Interface dataset entries:
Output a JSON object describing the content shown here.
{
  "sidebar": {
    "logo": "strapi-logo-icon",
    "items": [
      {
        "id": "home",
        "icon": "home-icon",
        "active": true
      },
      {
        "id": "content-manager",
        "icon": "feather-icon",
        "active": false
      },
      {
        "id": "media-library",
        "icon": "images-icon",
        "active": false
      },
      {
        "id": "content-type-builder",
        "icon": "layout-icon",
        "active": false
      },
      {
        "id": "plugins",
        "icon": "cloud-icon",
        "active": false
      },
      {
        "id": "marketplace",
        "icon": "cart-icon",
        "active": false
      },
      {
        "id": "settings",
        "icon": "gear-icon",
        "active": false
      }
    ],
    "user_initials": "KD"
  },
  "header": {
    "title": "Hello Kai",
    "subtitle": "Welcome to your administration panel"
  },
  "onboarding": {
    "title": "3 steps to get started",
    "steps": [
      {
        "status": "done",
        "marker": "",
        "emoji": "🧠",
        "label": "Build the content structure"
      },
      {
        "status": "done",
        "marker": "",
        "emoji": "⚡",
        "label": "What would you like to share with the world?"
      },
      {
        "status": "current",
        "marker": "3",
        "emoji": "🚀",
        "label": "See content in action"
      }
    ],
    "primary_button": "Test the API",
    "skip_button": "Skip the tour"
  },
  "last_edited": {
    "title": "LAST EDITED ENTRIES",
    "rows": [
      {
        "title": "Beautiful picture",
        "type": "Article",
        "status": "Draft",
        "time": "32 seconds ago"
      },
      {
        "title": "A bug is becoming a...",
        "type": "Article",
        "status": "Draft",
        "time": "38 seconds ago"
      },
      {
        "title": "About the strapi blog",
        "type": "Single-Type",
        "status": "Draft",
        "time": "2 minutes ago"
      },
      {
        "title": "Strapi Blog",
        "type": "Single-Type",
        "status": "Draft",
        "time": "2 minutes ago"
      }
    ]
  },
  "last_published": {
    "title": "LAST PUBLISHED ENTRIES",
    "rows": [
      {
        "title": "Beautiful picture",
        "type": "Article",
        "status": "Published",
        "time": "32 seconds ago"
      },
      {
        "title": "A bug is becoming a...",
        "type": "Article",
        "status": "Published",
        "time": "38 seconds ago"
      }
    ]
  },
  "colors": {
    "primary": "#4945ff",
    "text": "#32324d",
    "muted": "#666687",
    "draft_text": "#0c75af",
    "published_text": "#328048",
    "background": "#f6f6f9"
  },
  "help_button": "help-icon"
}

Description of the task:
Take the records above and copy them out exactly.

Task response:
Output a JSON object describing the content shown here.
{
  "sidebar": {
    "logo": "strapi-logo-icon",
    "items": [
      {
        "id": "home",
        "icon": "home-icon",
        "active": true
      },
      {
        "id": "content-manager",
        "icon": "feather-icon",
        "active": false
      },
      {
        "id": "media-library",
        "icon": "images-icon",
        "active": false
      },
      {
        "id": "content-type-builder",
        "icon": "layout-icon",
        "active": false
      },
      {
        "id": "plugins",
        "icon": "cloud-icon",
        "active": false
      },
      {
        "id": "marketplace",
        "icon": "cart-icon",
        "active": false
      },
      {
        "id": "settings",
        "icon": "gear-icon",
        "active": false
      }
    ],
    "user_initials": "KD"
  },
  "header": {
    "title": "Hello Kai",
    "subtitle": "Welcome to your administration panel"
  },
  "onboarding": {
    "title": "3 steps to get started",
    "steps": [
      {
        "status": "done",
        "marker": "",
        "emoji": "🧠",
        "label": "Build the content structure"
      },
      {
        "status": "done",
        "marker": "",
        "emoji": "⚡",
        "label": "What would you like to share with the world?"
      },
      {
        "status": "current",
        "marker": "3",
        "emoji": "🚀",
        "label": "See content in action"
      }
    ],
    "primary_button": "Test the API",
    "skip_button": "Skip the tour"
  },
  "last_edited": {
    "title": "LAST EDITED ENTRIES",
    "rows": [
      {
        "title": "Beautiful picture",
        "type": "Article",
        "status": "Draft",
        "time": "32 seconds ago"
      },
      {
        "title": "A bug is becoming a...",
        "type": "Article",
        "status": "Draft",
        "time": "38 seconds ago"
      },
      {
        "title": "About the strapi blog",
        "type": "Single-Type",
        "status": "Draft",
        "time": "2 minutes ago"
      },
      {
        "title": "Strapi Blog",
        "type": "Single-Type",
        "status": "Draft",
        "time": "2 minutes ago"
      }
    ]
  },
  "last_published": {
    "title": "LAST PUBLISHED ENTRIES",
    "rows": [
      {
        "title": "Beautiful picture",
        "type": "Article",
        "status": "Published",
        "time": "32 seconds ago"
      },
      {
        "title": "A bug is becoming a...",
        "type": "Article",
        "status": "Published",
        "time": "38 seconds ago"
      }
    ]
  },
  "colors": {
    "primary": "#4945ff",
    "text": "#32324d",
    "muted": "#666687",
    "draft_text": "#0c75af",
    "published_text": "#328048",
    "background": "#f6f6f9"
  },
  "help_button": "help-icon"
}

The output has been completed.